Dalessandro said the credit union’s team members were geared up for “this very exciting time for the organization for this opportunity about spreading our message and mission.”
Jovia will be joining more than 50 advertisers vying for the eyes of the more than 100 million people expected to tune in this year to CBS (and Paramount+ and Nickelodeon) on Super Bowl Sunday (Feb. 11). Last year’s broadcast on Fox was watched by a record 115.1 million viewers, according to Nielsen.
Among those advertising this year are Budweiser, with its iconic Clydesdales, Michelob Ultra with the iconic star power of soccer legend Lionel Messi, and Uber Eats with Jennifer Aniston.
Jovia’s campaign follows acquisitions and charter changes that allow the credit union to expand nationally. Now, the organization is “getting into the game” by launching TV commercials, a regional marketing blitz and an internal employee engagement program that includes a social media lift to build buzz.
With the Super Bowl regional ad, the credit union can promote its brand beyond Long Island and into the five boroughs, parts of northern New Jersey, Westchester County and up to Stamford, Conn.
Some organizations are releasing their ads ahead of game day, while others are staying mum.
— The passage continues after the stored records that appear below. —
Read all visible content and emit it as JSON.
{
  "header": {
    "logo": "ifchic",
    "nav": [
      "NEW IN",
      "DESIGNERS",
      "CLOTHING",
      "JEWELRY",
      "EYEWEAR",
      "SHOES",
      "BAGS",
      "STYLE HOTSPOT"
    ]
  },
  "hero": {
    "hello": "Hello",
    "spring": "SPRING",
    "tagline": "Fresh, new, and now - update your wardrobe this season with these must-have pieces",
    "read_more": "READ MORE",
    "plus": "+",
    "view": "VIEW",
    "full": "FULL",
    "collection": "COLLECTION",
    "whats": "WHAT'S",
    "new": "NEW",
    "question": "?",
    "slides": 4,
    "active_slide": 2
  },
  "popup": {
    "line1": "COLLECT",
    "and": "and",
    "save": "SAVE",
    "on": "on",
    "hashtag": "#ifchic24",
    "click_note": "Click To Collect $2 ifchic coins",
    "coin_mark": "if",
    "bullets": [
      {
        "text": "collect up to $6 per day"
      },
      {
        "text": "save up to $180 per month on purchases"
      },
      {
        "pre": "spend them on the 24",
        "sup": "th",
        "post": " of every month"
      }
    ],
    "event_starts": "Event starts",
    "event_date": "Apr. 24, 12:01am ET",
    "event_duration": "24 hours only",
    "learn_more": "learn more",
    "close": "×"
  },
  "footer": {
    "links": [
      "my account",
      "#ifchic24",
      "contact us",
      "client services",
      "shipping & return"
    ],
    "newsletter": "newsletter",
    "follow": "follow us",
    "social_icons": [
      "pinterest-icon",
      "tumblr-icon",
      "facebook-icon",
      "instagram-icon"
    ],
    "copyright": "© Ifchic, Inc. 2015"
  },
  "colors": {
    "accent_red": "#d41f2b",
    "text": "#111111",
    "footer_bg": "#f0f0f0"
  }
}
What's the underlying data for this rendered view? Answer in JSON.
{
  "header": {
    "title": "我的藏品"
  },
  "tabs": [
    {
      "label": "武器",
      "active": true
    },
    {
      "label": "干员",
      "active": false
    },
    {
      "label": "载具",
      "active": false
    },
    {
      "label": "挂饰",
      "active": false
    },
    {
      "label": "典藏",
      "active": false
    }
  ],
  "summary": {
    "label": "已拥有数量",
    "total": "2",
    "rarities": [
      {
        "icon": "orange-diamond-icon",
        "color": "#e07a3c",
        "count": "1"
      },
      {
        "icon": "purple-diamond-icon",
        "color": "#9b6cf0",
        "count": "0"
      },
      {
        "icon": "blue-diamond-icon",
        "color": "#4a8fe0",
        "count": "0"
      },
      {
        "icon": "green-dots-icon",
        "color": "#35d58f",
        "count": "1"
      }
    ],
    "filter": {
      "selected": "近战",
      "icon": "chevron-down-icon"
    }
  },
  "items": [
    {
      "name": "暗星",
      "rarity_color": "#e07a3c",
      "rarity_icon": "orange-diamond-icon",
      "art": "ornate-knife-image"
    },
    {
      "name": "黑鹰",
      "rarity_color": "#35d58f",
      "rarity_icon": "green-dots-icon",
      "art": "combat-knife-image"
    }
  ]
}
Without providing too much detail, Dalessandro described Jovia’s campaign as “a play on nonprofit banking” that is “fun” and “edgy,” adding that it “will make you laugh.” The campaign will be incorporated into a rotation of ads, including print, digital and out-of-home, such as billboards, posters and more. She said the credit union will take the campaign’s concept “even further” than what airs on Super Bowl Sunday so that people “get to know who we are, our benefits and how we can help as a financial solutions provider.”
She said the opportunity to advertise during the Super Bowl only presented itself in the fall of 2023, giving the team just a few months to work on the campaign.
“The regional Super Bowl television commercial we have produced fits within our media budget and is in complete alignment with the marketing efforts and commitments we have established for 2024,” she said. “This expands beyond the big game, yet [there is] no bigger stage to launch it.”
The team, she said, considered every angle when developing the campaign, “working closely with our CEO,” who she said was the effort’s “biggest advocate.”
Internally, she said, team members are having fun with the campaign, as they get t-shirts and other related swag, take part in contests and trivia activities.
“It gives the employees an opportunity to be part of the whole experience,” she said.
The credit union is encouraging employees to wear their t-shirts and send in social media posts and share recipes that show their game-day experience.
“It’s an investment into our future,” Dalessandro said. “We want to connect with larger, diverse audiences.”
The Associated Press contributed to this report.